Alan Johnson, the former home secretary, said that it often felt as if figures in the leader’s office were “working against the rest of the party and had conflicting objectives”.

The broadside from Mr Johnson came as the Labour leader faced an avalanche of resignations from his shadow cabinet and frontbench team, with some of the most senior shadow ministers calling for him to quit.

Tom Watson, his deputy leader, added to the pressure by telling Mr Corbyn that he had lost the confidence of the parliamentary Labour Party and would face a leadership challenge if he did not step aside.
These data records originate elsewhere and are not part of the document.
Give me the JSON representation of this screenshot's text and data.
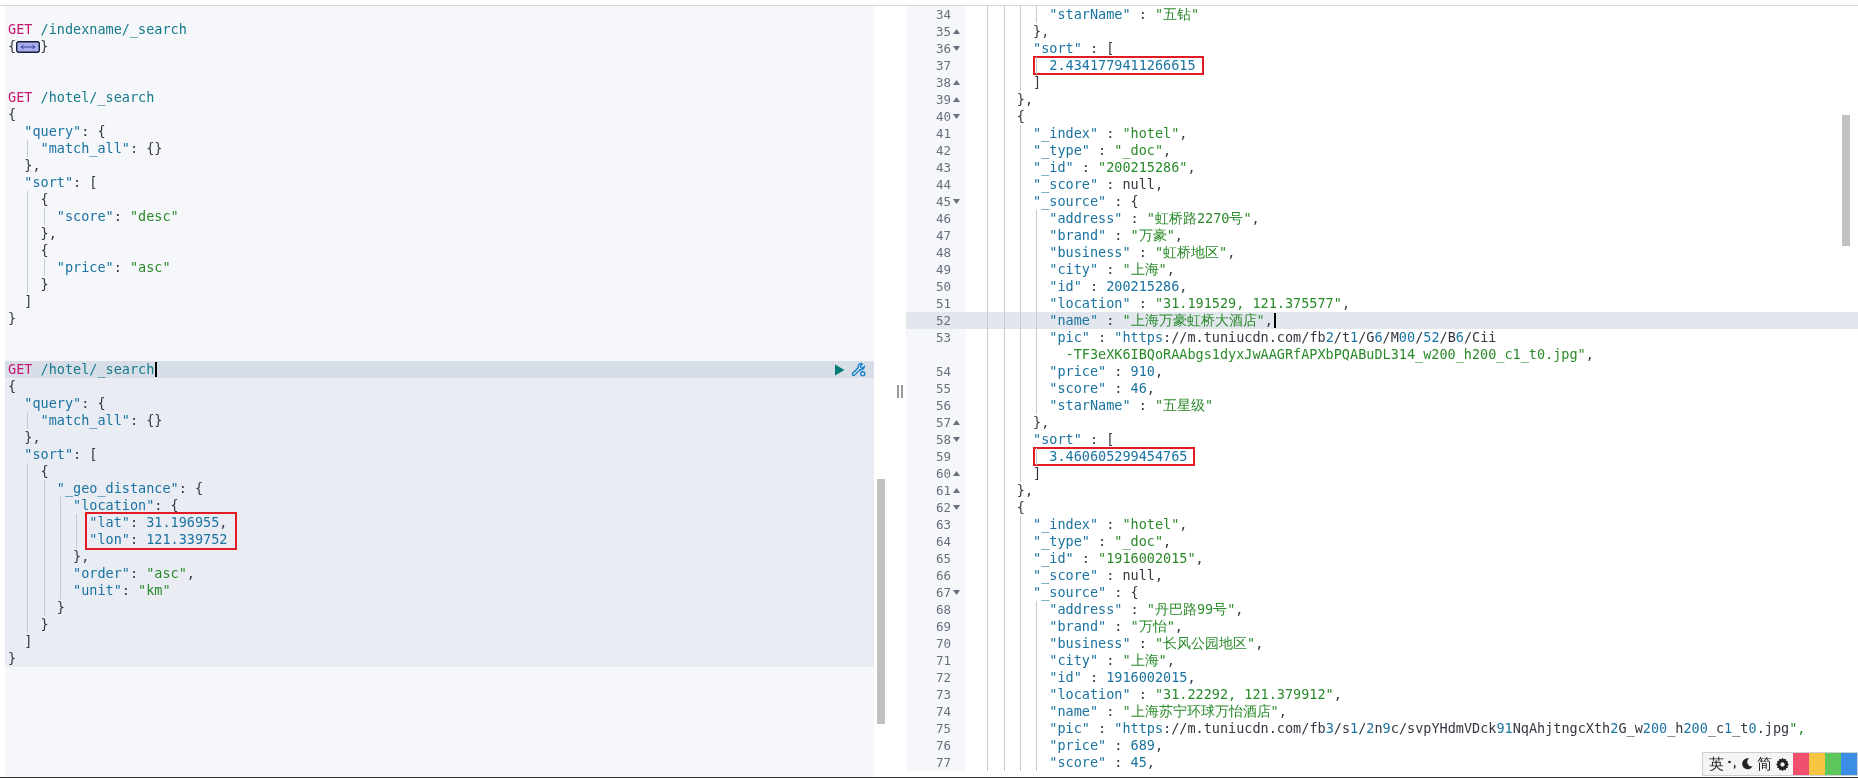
{
  "requests": [
    {
      "selected": false,
      "method": "GET",
      "path": "/indexname/_search",
      "body": [
        {
          "kind": "collapsed",
          "open": "{",
          "close": "}"
        }
      ]
    },
    {
      "selected": false,
      "method": "GET",
      "path": "/hotel/_search",
      "body": [
        {
          "kind": "code",
          "text": "{"
        },
        {
          "kind": "code",
          "text": "  \"query\": {"
        },
        {
          "kind": "code",
          "text": "    \"match_all\": {}"
        },
        {
          "kind": "code",
          "text": "  },"
        },
        {
          "kind": "code",
          "text": "  \"sort\": ["
        },
        {
          "kind": "code",
          "text": "    {"
        },
        {
          "kind": "code",
          "text": "      \"score\": \"desc\""
        },
        {
          "kind": "code",
          "text": "    },"
        },
        {
          "kind": "code",
          "text": "    {"
        },
        {
          "kind": "code",
          "text": "      \"price\": \"asc\""
        },
        {
          "kind": "code",
          "text": "    }"
        },
        {
          "kind": "code",
          "text": "  ]"
        },
        {
          "kind": "code",
          "text": "}"
        }
      ]
    },
    {
      "selected": true,
      "method": "GET",
      "path": "/hotel/_search",
      "body": [
        {
          "kind": "code",
          "text": "{"
        },
        {
          "kind": "code",
          "text": "  \"query\": {"
        },
        {
          "kind": "code",
          "text": "    \"match_all\": {}"
        },
        {
          "kind": "code",
          "text": "  },"
        },
        {
          "kind": "code",
          "text": "  \"sort\": ["
        },
        {
          "kind": "code",
          "text": "    {"
        },
        {
          "kind": "code",
          "text": "      \"_geo_distance\": {"
        },
        {
          "kind": "code",
          "text": "        \"location\": {"
        },
        {
          "kind": "box",
          "lines": [
            {
              "kind": "code",
              "text": "          \"lat\": 31.196955,"
            },
            {
              "kind": "code",
              "text": "          \"lon\": 121.339752"
            }
          ]
        },
        {
          "kind": "code",
          "text": "        },"
        },
        {
          "kind": "code",
          "text": "        \"order\": \"asc\","
        },
        {
          "kind": "code",
          "text": "        \"unit\": \"km\""
        },
        {
          "kind": "code",
          "text": "      }"
        },
        {
          "kind": "code",
          "text": "    }"
        },
        {
          "kind": "code",
          "text": "  ]"
        },
        {
          "kind": "code",
          "text": "}"
        }
      ]
    }
  ],
  "response": [
    {
      "kind": "code",
      "n": "34",
      "region_start": false,
      "region_end": false,
      "active": false,
      "text": "          \"starName\" : \"五钻\""
    },
    {
      "kind": "code",
      "n": "35",
      "region_start": false,
      "region_end": true,
      "active": false,
      "text": "        },"
    },
    {
      "kind": "code",
      "n": "36",
      "region_start": true,
      "region_end": false,
      "active": false,
      "text": "        \"sort\" : ["
    },
    {
      "kind": "box",
      "lines": [
        {
          "kind": "code",
          "n": "37",
          "region_start": false,
          "region_end": false,
          "active": false,
          "text": "          2.4341779411266615"
        }
      ]
    },
    {
      "kind": "code",
      "n": "38",
      "region_start": false,
      "region_end": true,
      "active": false,
      "text": "        ]"
    },
    {
      "kind": "code",
      "n": "39",
      "region_start": false,
      "region_end": true,
      "active": false,
      "text": "      },"
    },
    {
      "kind": "code",
      "n": "40",
      "region_start": true,
      "region_end": false,
      "active": false,
      "text": "      {"
    },
    {
      "kind": "code",
      "n": "41",
      "region_start": false,
      "region_end": false,
      "active": false,
      "text": "        \"_index\" : \"hotel\","
    },
    {
      "kind": "code",
      "n": "42",
      "region_start": false,
      "region_end": false,
      "active": false,
      "text": "        \"_type\" : \"_doc\","
    },
    {
      "kind": "code",
      "n": "43",
      "region_start": false,
      "region_end": false,
      "active": false,
      "text": "        \"_id\" : \"200215286\","
    },
    {
      "kind": "code",
      "n": "44",
      "region_start": false,
      "region_end": false,
      "active": false,
      "text": "        \"_score\" : null,"
    },
    {
      "kind": "code",
      "n": "45",
      "region_start": true,
      "region_end": false,
      "active": false,
      "text": "        \"_source\" : {"
    },
    {
      "kind": "code",
      "n": "46",
      "region_start": false,
      "region_end": false,
      "active": false,
      "text": "          \"address\" : \"虹桥路2270号\","
    },
    {
      "kind": "code",
      "n": "47",
      "region_start": false,
      "region_end": false,
      "active": false,
      "text": "          \"brand\" : \"万豪\","
    },
    {
      "kind": "code",
      "n": "48",
      "region_start": false,
      "region_end": false,
      "active": false,
      "text": "          \"business\" : \"虹桥地区\","
    },
    {
      "kind": "code",
      "n": "49",
      "region_start": false,
      "region_end": false,
      "active": false,
      "text": "          \"city\" : \"上海\","
    },
    {
      "kind": "code",
      "n": "50",
      "region_start": false,
      "region_end": false,
      "active": false,
      "text": "          \"id\" : 200215286,"
    },
    {
      "kind": "code",
      "n": "51",
      "region_start": false,
      "region_end": false,
      "active": false,
      "text": "          \"location\" : \"31.191529, 121.375577\","
    },
    {
      "kind": "code",
      "n": "52",
      "region_start": false,
      "region_end": false,
      "active": true,
      "text": "          \"name\" : \"上海万豪虹桥大酒店\","
    },
    {
      "kind": "code",
      "n": "53",
      "region_start": false,
      "region_end": false,
      "active": false,
      "text": "          \"pic\" : \"https://m.tuniucdn.com/fb2/t1/G6/M00/52/B6/Cii",
      "wrapped": "-TF3eXK6IBQoRAAbgs1dyxJwAAGRfAPXbPQABuDL314_w200_h200_c1_t0.jpg\","
    },
    {
      "kind": "code",
      "n": "54",
      "region_start": false,
      "region_end": false,
      "active": false,
      "text": "          \"price\" : 910,"
    },
    {
      "kind": "code",
      "n": "55",
      "region_start": false,
      "region_end": false,
      "active": false,
      "text": "          \"score\" : 46,"
    },
    {
      "kind": "code",
      "n": "56",
      "region_start": false,
      "region_end": false,
      "active": false,
      "text": "          \"starName\" : \"五星级\""
    },
    {
      "kind": "code",
      "n": "57",
      "region_start": false,
      "region_end": true,
      "active": false,
      "text": "        },"
    },
    {
      "kind": "code",
      "n": "58",
      "region_start": true,
      "region_end": false,
      "active": false,
      "text": "        \"sort\" : ["
    },
    {
      "kind": "box",
      "lines": [
        {
          "kind": "code",
          "n": "59",
          "region_start": false,
          "region_end": false,
          "active": false,
          "text": "          3.460605299454765"
        }
      ]
    },
    {
      "kind": "code",
      "n": "60",
      "region_start": false,
      "region_end": true,
      "active": false,
      "text": "        ]"
    },
    {
      "kind": "code",
      "n": "61",
      "region_start": false,
      "region_end": true,
      "active": false,
      "text": "      },"
    },
    {
      "kind": "code",
      "n": "62",
      "region_start": true,
      "region_end": false,
      "active": false,
      "text": "      {"
    },
    {
      "kind": "code",
      "n": "63",
      "region_start": false,
      "region_end": false,
      "active": false,
      "text": "        \"_index\" : \"hotel\","
    },
    {
      "kind": "code",
      "n": "64",
      "region_start": false,
      "region_end": false,
      "active": false,
      "text": "        \"_type\" : \"_doc\","
    },
    {
      "kind": "code",
      "n": "65",
      "region_start": false,
      "region_end": false,
      "active": false,
      "text": "        \"_id\" : \"1916002015\","
    },
    {
      "kind": "code",
      "n": "66",
      "region_start": false,
      "region_end": false,
      "active": false,
      "text": "        \"_score\" : null,"
    },
    {
      "kind": "code",
      "n": "67",
      "region_start": true,
      "region_end": false,
      "active": false,
      "text": "        \"_source\" : {"
    },
    {
      "kind": "code",
      "n": "68",
      "region_start": false,
      "region_end": false,
      "active": false,
      "text": "          \"address\" : \"丹巴路99号\","
    },
    {
      "kind": "code",
      "n": "69",
      "region_start": false,
      "region_end": false,
      "active": false,
      "text": "          \"brand\" : \"万怡\","
    },
    {
      "kind": "code",
      "n": "70",
      "region_start": false,
      "region_end": false,
      "active": false,
      "text": "          \"business\" : \"长风公园地区\","
    },
    {
      "kind": "code",
      "n": "71",
      "region_start": false,
      "region_end": false,
      "active": false,
      "text": "          \"city\" : \"上海\","
    },
    {
      "kind": "code",
      "n": "72",
      "region_start": false,
      "region_end": false,
      "active": false,
      "text": "          \"id\" : 1916002015,"
    },
    {
      "kind": "code",
      "n": "73",
      "region_start": false,
      "region_end": false,
      "active": false,
      "text": "          \"location\" : \"31.22292, 121.379912\","
    },
    {
      "kind": "code",
      "n": "74",
      "region_start": false,
      "region_end": false,
      "active": false,
      "text": "          \"name\" : \"上海苏宁环球万怡酒店\","
    },
    {
      "kind": "code",
      "n": "75",
      "region_start": false,
      "region_end": false,
      "active": false,
      "text": "          \"pic\" : \"https://m.tuniucdn.com/fb3/s1/2n9c/svpYHdmVDck91NqAhjtngcXth2G_w200_h200_c1_t0.jpg\","
    },
    {
      "kind": "code",
      "n": "76",
      "region_start": false,
      "region_end": false,
      "active": false,
      "text": "          \"price\" : 689,"
    },
    {
      "kind": "code",
      "n": "77",
      "region_start": false,
      "region_end": false,
      "active": false,
      "text": "          \"score\" : 45,"
    }
  ],
  "ime": {
    "language": "英",
    "script": "简"
  }
}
The Telegraph reported he “lost 20 of his 31 strong shadow cabinet.” Lisa Nandy and Owen Smith said they quit because Corbyn did not show any leadership to the Labour Party. They both want Watson to take Corbyn’s spot. Will Straw, the executive director of the Remain campaign, echoed their concerns:

“Rather than making a clear and passionate Labour case for EU membership, Corbyn took a week’s holiday in the middle of the campaign and removed pro-EU lines from his speeches,” Mr Straw said on Monday afternoon. “Rather than finding imaginative ways for Labour to present a united front and get its message across to wavering supporters, Corbyn vetoed a planned event featuring all Labour’s formers leaders.”
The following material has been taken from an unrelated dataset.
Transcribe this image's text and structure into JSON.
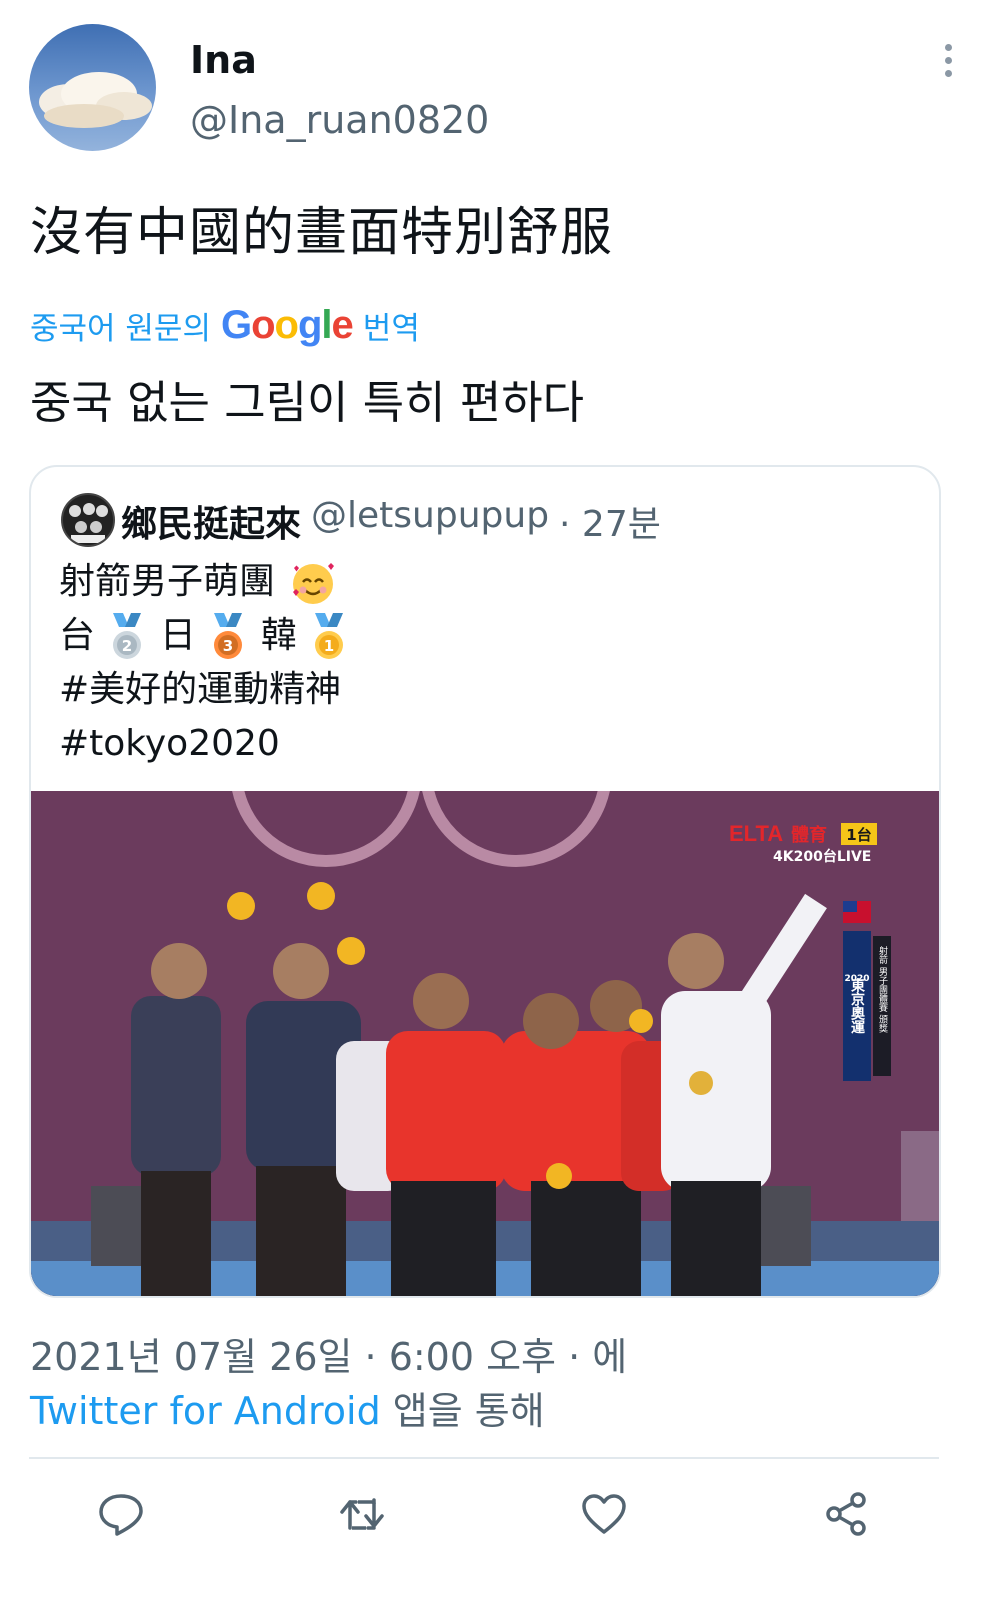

Pat Glass, his new shadow education secretary, resigned on Wednesday morning. She “lasted 51 hours.”